No Auction House, no problem
After the classic that was Diablo II, expectations for a follow-up were at an all-time high. Although it could never really meet those expectations, Diablo III was a fine hack and slash, and I ended up replaying it time and time again with every possible class.
But it wasn't perfect of course, since loot was designed around the ill-fated and ill-designed Auction House, putting a damper on long-term gear goals. Diablo III: Reaper of Souls may not reinvent the wheel, but it eliminates many of the problems from DIII proper.
And most importantly, the Auction House is gone all around!
Diablo III: Reaper of Souls (PC [reviewed], Mac)
Before you even begin your adventure in Reaper of Souls, Patch 2.0.1, or the "Loot 2.0" patch is already fully in place. This doesn't require the purchase of Souls, but it adds in quite a few changes that make the entire game much better as a result. Paragon levels have been uncapped and are account-wide, rare drops have increased (and junk drops have decreased), a clan system is now available, the crafting system has been made more accessible (materials have been combined for less confusion), timed events have been added, and difficulties have been reworked.
A lot of these changes seem to be unchained due to the removal of the Auction House, which allows the loot system to really thrive. You'll earn rare and even legendary items on a constant basis, keeping that loot wheel turning pretty much every run -- it reignites that flame of "one more dungeon" that Diablo III sorely missed after a few weeks of play.
The other changes are pretty great as well, most notably the difficulty system. Now you can pick from five options all the way up to Torment (which is basically Inferno with a sliding scale) whenever you want, granting extra bonuses like more experience. This is a two-fold fix, as it not only alleviates the issue of people finding the game too easy the first time around, but it also helps keep you interested for longer periods of time with more options. Now, you don't have to beat the game three times to get to the "hard part." It's a win-win.
Beyond that, there are Reaper of Souls specific additions that further augment Diablo III's new features -- most notably a brand new Act, a new character, and "adventure mode." The first thing you'll probably notice when you boot up Souls is the Crusader class, which is defense-minded damage dealer that's basically a mix between a Barbarian and a Monk.
Like the archetype allows, the Crusader is a nice mix between offense and defense, allowing you to customize your character according to your personal priorities. Because they have access to a number of buffs and debuffs, you can choose to go all out with strong abilities like hammers or defensive powers like magic shields, or go for a middle of the road approach.
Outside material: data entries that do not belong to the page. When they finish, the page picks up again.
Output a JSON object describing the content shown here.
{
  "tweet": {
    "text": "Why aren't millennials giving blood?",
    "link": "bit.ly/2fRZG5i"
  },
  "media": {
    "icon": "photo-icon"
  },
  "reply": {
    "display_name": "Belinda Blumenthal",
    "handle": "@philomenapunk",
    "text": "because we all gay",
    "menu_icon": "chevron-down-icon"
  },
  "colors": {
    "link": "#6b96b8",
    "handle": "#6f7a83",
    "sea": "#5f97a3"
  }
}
They also have a ton of unique skills that no other class has, like a magical horse that crashes through enemies, and their armor design and general theme fits the game perfectly. If you loved the Paladin in Diablo II and the Monk didn't really fill that void, you'll love the Crusader. I would have preferred two extra classes (perhaps another caster) in this expansion to balance things out, but the Crusader is definitely fun enough to go from 1-70 with on its own.
Speaking of level 70, that's the new cap that applies to everyone. All classes will get an extra ultimate ability and more runes, as well as more passives and an extra passive slot at max level. The account-wide paragon system also allows you to tweak everyone beyond the cap, allowing for an unprecedented amount of customization -- and that extra passive slot goes farther than you'd think.
A third Artisan (in addition to the Blacksmith and the Jeweler) also makes an appearance in Souls, in the form of the Mystic. This NPC can re-work specific statistics in items into more desirable parameters for a price, as well as morph existing items into different skins through transmogrification. The former is a fairly pricey affair, but the latter is so well done (and appropriately priced) that it ensures you'll never hate the look of your character again. If you get an amazing item that looks lame, you can just change it in seconds. Like the new ability changes, it ensures that you're always in control of your character.
Malthael's minions range from grim reaper type foes, to bone dogs, to general demonic entities, as you make your way through a variety of towns, graveyards, swamps, and temples. It's basically a mix of every Act before it, but with its own signature artstyle and charms. Although the areas themselves are fun I would have preferred better boss fights (and at least one more at that), because outside of one fan-service oriented enemy everything pales in comparison to the Ancients encounter from Diablo II. It's not like the bosses are bad, per se, but I expected a bit more based on Blizzard's past experience.
The good news is once you're all done with the story, you can embark upon Adventure Mode -- a new feature in Reaper of Souls. Here you'll basically collect a number of different quests (bounties) with every active waypoint that can be tackled with your leisure. Usually these are shallow requests like "kill this boss" or "clear this area," but you'll earn tons of bonus experience for your efforts, as well as shards that can be used to open up random dungeons (rifts).
This is basically the new lifeblood of Reaper of Souls, as dedicated players will no doubt take their 70s into Torment difficulty bounties and rifts in search of better loot -- and with Loot 2.0, they'll get it. It also helps that the new Paragon system is helping you earn stats for every character along the way, including a potential Crusader character, so no session feels like a waste.
THE VERDICT - Diablo III: Reaper of Souls
Reviewed by Chris Carter